By product, fintechs have the highest market share in mobile payments, and they are also a significant force in domestic money transfers. Over the past decade, consumers have moved away from cash-based transactions, most notably in China and Kenya. Given low banking penetration, payments fintechs have proven successful in both domestic P2P transfers and merchant payments.
Fintechs have the lowest market share in general insurance and personal/vehicle loans; we think these are areas where even traditional financial institutions have sizeable untapped opportunities; over one-quarter of our survey did not currently use either of these products.
Over the next three years, fintechs are expected to gain market share across the board, but the most notable gains are expected in life/health insurance, personal/vehicle loans and international remittances These are products where overall penetration levels are quite low and/or where traditional providers are struggling to introduce low-cost products. Market share in mobile payments and domestic money transfers is expected to remain flat as these areas are already well penetrated by fintechs.
By product, informal channels have the highest penetration in current accounts because people hold cash for their daily use, and the lowest in savings accounts as traditional financial institutions are perceived as most secure.

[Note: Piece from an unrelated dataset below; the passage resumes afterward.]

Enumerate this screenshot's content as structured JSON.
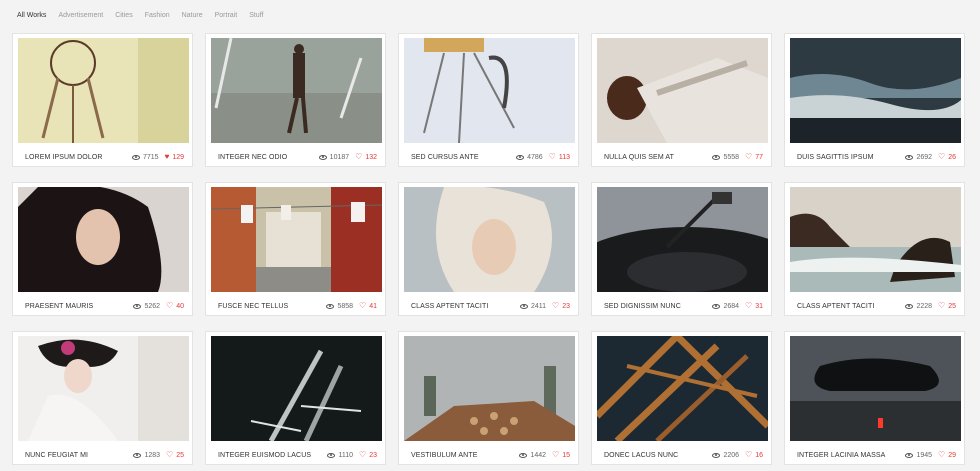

Over the next three years, informal channels are expected to gain market share in domestic money transfers, while all other products would see a drop in usage, with the biggest dips in life/health insurance and business/property loans. Fintechs are venturing actively into both these latter product areas; compared to informal channels they can provide a better combination of convenience, security and pricing.
By product, financial exclusion is most prevalent in business/property loans, personal/vehicle loans and international remittances. These loan products require a certain level of documentation in terms of borrower income and asset ownership, which makes access difficult for workers in the informal economy. For international remittances, traditional providers are often expensive, particularly if the amount being sent is quite small.
Financial exclusion is less of an issue for savings/fixed accounts and current accounts. Here, the risk to the service provider is limited, although KYC and anti-money laundering legislation is increasing documentation requirements.
Looking ahead, financial exclusion is expected to decline across the board with the biggest changes in personal/vehicle loans, business/property loans and international remittances. As highlighted above, consumers expect fintechs to drive this process.
The fintechs doing most to tackle financial exclusion
Our consumer survey clearly highlights that fintechs’ market share gains should primarily come from addressing financial exclusion. Our desk research of 2,610 fintechs in the seven surveyed EMs highlighted an array of firms that are taking innovative approaches to deal with the problem of financial exclusion. We showcase some of these companies below: